The added speed is nice, but the success of the offense will rely heavily on Smith. Smith will have to prove that he can spread the ball to other playmakers to get some pressure off Vernon Davis—even though they added proven veterans like Mario Manningham and Randy Moss.
Making a Case for Kyle Williams to Stay
Ezra Shaw/Getty Images
The off-season sentiment seems as though Kyle Williams may be the odd man out- not out of spite, but because of the deep WR talent on the roster.
But when it comes to a backup PR, I think he's still solid. He catches the ball very clean and with confidence. The two turnovers were a flukey bounce and a strip during the run.
As a receiver, Kyle Williams has been a breath of fresh air and explosiveness to a receiving core which has been lacking both for a decade. Josh Morgan was solid, but he was never the homerun threat that Williams is.
Moss and Ted Ginn Jr. will likely not return for 2013.
Williams has much better hands, is quicker and way faster than Morgan ever was—but he's a lot smaller.
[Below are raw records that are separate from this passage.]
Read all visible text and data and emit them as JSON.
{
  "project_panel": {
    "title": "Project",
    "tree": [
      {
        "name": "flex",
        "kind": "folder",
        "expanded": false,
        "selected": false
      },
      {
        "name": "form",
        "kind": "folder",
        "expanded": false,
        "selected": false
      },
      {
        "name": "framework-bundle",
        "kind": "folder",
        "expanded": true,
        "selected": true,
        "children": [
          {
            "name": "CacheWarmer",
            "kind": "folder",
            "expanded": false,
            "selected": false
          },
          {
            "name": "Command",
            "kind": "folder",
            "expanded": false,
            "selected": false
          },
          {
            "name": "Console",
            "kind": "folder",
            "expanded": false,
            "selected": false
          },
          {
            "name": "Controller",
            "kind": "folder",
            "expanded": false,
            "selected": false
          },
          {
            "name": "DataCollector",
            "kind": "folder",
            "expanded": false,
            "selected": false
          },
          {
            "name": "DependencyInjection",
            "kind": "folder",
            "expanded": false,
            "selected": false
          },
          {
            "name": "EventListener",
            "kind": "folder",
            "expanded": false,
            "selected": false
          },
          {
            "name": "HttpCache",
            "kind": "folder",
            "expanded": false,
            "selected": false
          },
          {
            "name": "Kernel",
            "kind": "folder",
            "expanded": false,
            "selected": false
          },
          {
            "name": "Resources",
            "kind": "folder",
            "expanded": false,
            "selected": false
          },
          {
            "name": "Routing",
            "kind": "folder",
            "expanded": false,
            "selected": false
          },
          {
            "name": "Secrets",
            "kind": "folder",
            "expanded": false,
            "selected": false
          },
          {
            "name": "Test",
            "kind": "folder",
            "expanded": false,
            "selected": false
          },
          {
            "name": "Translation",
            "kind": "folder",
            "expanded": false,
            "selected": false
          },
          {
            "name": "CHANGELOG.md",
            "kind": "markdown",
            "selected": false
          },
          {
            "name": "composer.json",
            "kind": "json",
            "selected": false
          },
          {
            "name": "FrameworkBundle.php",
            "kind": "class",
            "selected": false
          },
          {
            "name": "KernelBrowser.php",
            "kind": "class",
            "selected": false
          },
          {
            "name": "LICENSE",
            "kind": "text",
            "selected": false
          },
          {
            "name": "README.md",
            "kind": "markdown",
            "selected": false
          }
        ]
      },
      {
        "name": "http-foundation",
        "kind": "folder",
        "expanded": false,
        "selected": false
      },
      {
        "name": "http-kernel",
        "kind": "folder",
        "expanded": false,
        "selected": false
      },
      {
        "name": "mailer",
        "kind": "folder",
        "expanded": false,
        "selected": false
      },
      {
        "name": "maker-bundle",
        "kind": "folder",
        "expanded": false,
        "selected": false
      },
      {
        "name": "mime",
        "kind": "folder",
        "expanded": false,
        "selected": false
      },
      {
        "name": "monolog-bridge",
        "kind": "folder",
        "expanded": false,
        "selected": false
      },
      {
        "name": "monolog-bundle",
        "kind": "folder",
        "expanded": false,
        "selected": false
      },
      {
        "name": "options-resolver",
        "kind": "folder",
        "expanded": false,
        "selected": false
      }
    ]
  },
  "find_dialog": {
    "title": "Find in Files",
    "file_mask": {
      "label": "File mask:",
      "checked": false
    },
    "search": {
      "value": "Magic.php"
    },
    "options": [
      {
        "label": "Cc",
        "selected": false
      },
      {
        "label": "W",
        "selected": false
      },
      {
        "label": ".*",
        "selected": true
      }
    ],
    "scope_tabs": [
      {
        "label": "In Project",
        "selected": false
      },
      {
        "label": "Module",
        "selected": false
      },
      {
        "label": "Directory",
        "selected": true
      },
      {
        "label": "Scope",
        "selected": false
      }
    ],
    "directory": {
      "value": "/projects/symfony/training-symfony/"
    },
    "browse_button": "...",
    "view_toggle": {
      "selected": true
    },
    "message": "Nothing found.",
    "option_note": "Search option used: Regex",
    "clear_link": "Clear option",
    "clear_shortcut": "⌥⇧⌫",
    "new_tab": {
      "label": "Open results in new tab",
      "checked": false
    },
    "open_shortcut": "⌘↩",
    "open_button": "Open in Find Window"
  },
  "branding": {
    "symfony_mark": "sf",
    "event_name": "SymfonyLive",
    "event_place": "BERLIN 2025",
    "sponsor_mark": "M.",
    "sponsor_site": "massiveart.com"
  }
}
So that leaves Michael Crabtree, A.J. Jenkins and Manningham (if the 49ers pick up his contract again) on the 2013 squad. What was once a deep position will get thin very quickly.